So, I dug into a box of my father's old school books, and chose three Latin primers. Young Aldo's photo was tucked in amongst them (honestly...that part was true serendipity!). I included his old typewriter, and rounded it out with some artificial greenery that provided a little "organic" contrast...and just felt right. I arranged everything on a piece of white foamcore board, got out my camera and a stepladder and the rest is history.

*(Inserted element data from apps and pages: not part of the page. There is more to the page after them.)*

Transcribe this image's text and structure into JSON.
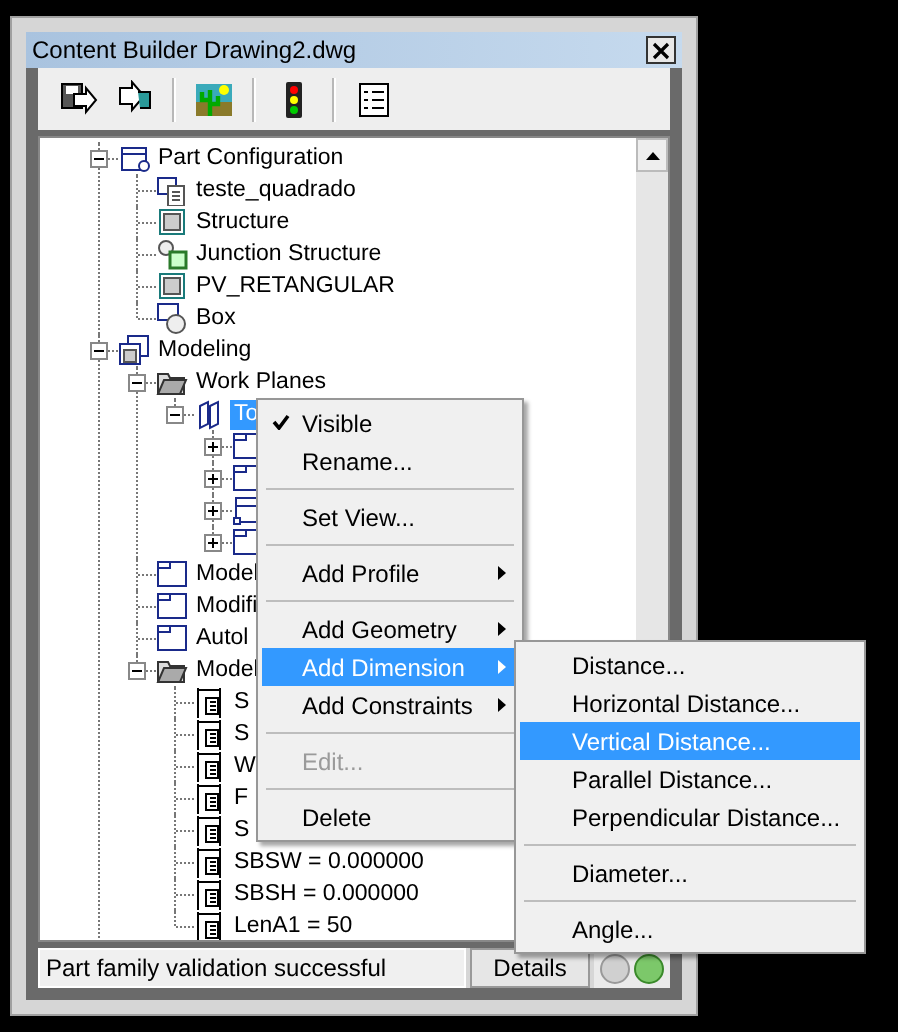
{
  "window": {
    "title": "Content Builder Drawing2.dwg"
  },
  "tree": [
    {
      "label": "Part Configuration",
      "kind": "config",
      "expanded": true,
      "selected": false,
      "children": [
        {
          "label": "teste_quadrado",
          "kind": "document",
          "selected": false
        },
        {
          "label": "Structure",
          "kind": "part",
          "selected": false
        },
        {
          "label": "Junction Structure",
          "kind": "junction",
          "selected": false
        },
        {
          "label": "PV_RETANGULAR",
          "kind": "part",
          "selected": false
        },
        {
          "label": "Box",
          "kind": "box",
          "selected": false
        }
      ]
    },
    {
      "label": "Modeling",
      "kind": "modeling",
      "expanded": true,
      "selected": false,
      "children": [
        {
          "label": "Work Planes",
          "kind": "folder-open",
          "expanded": true,
          "selected": false,
          "children": [
            {
              "label": "To",
              "kind": "plane",
              "expanded": true,
              "selected": true,
              "children": [
                {
                  "kind": "folder",
                  "expanded": false
                },
                {
                  "kind": "folder",
                  "expanded": false
                },
                {
                  "kind": "profile",
                  "expanded": false
                },
                {
                  "kind": "folder",
                  "expanded": false
                }
              ]
            }
          ]
        },
        {
          "label": "Model",
          "kind": "folder",
          "selected": false
        },
        {
          "label": "Modifi",
          "kind": "folder",
          "selected": false
        },
        {
          "label": "Autol",
          "kind": "folder",
          "selected": false
        },
        {
          "label": "Model",
          "kind": "folder-open",
          "expanded": true,
          "selected": false,
          "children": [
            {
              "label": "S",
              "kind": "parameter",
              "selected": false
            },
            {
              "label": "S",
              "kind": "parameter",
              "selected": false
            },
            {
              "label": "W",
              "kind": "parameter",
              "selected": false
            },
            {
              "label": "F",
              "kind": "parameter",
              "selected": false
            },
            {
              "label": "S",
              "kind": "parameter",
              "selected": false
            },
            {
              "label": "SBSW = 0.000000",
              "kind": "parameter",
              "selected": false
            },
            {
              "label": "SBSH = 0.000000",
              "kind": "parameter",
              "selected": false
            },
            {
              "label": "LenA1 = 50",
              "kind": "parameter",
              "selected": false
            }
          ]
        }
      ]
    }
  ],
  "context_menu": [
    {
      "kind": "item",
      "label": "Visible",
      "checked": true,
      "disabled": false,
      "selected": false,
      "submenu": false
    },
    {
      "kind": "item",
      "label": "Rename...",
      "checked": false,
      "disabled": false,
      "selected": false,
      "submenu": false
    },
    {
      "kind": "separator"
    },
    {
      "kind": "item",
      "label": "Set View...",
      "checked": false,
      "disabled": false,
      "selected": false,
      "submenu": false
    },
    {
      "kind": "separator"
    },
    {
      "kind": "item",
      "label": "Add Profile",
      "checked": false,
      "disabled": false,
      "selected": false,
      "submenu": true
    },
    {
      "kind": "separator"
    },
    {
      "kind": "item",
      "label": "Add Geometry",
      "checked": false,
      "disabled": false,
      "selected": false,
      "submenu": true
    },
    {
      "kind": "item",
      "label": "Add Dimension",
      "checked": false,
      "disabled": false,
      "selected": true,
      "submenu": true
    },
    {
      "kind": "item",
      "label": "Add Constraints",
      "checked": false,
      "disabled": false,
      "selected": false,
      "submenu": true
    },
    {
      "kind": "separator"
    },
    {
      "kind": "item",
      "label": "Edit...",
      "checked": false,
      "disabled": true,
      "selected": false,
      "submenu": false
    },
    {
      "kind": "separator"
    },
    {
      "kind": "item",
      "label": "Delete",
      "checked": false,
      "disabled": false,
      "selected": false,
      "submenu": false
    }
  ],
  "submenu": [
    {
      "kind": "item",
      "label": "Distance...",
      "selected": false
    },
    {
      "kind": "item",
      "label": "Horizontal Distance...",
      "selected": false
    },
    {
      "kind": "item",
      "label": "Vertical Distance...",
      "selected": true
    },
    {
      "kind": "item",
      "label": "Parallel Distance...",
      "selected": false
    },
    {
      "kind": "item",
      "label": "Perpendicular Distance...",
      "selected": false
    },
    {
      "kind": "separator"
    },
    {
      "kind": "item",
      "label": "Diameter...",
      "selected": false
    },
    {
      "kind": "separator"
    },
    {
      "kind": "item",
      "label": "Angle...",
      "selected": false
    }
  ],
  "status_bar": {
    "message": "Part family validation successful",
    "button": "Details",
    "lights": [
      {
        "on": false
      },
      {
        "on": true
      }
    ]
  }
}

The precise arrangement of it all was a process that I found meditative, relaxing and oddly rewarding: achieving just the right compositional balance via the placement of elements, the amount and use of negative space, noticing every little nuanced line, shape and color. I learned this years ago by studying - and imitating - the work of British textile artist Janet Bolton. You know you're having fun when you look up at the clock and realize that it's been hours - not minutes - that you've been playing around with this stuff...and that you'd better wrap it up or you're gonna be late for work.

All the while I was remembering Dad, the diligent scholar, and his love of languages, especially Latin and Greek. As I paged through his Latin books, I remembered my own high school Latin class back in 1978, which I took just for fun my senior year. It was the best class ever. Far from a "dead" language, studying Latin helped me learn much about the roots of my own language, got me translating bits of wisdom from Cicero, Virgil, Seneca, St. Augustine.

Tell me again why we stopped teaching Latin in our schools?

I am linking up with February's Photo-Heart Connection 'cause I did most of the "work" last week. Thanks Kat for reminding me what it's all about.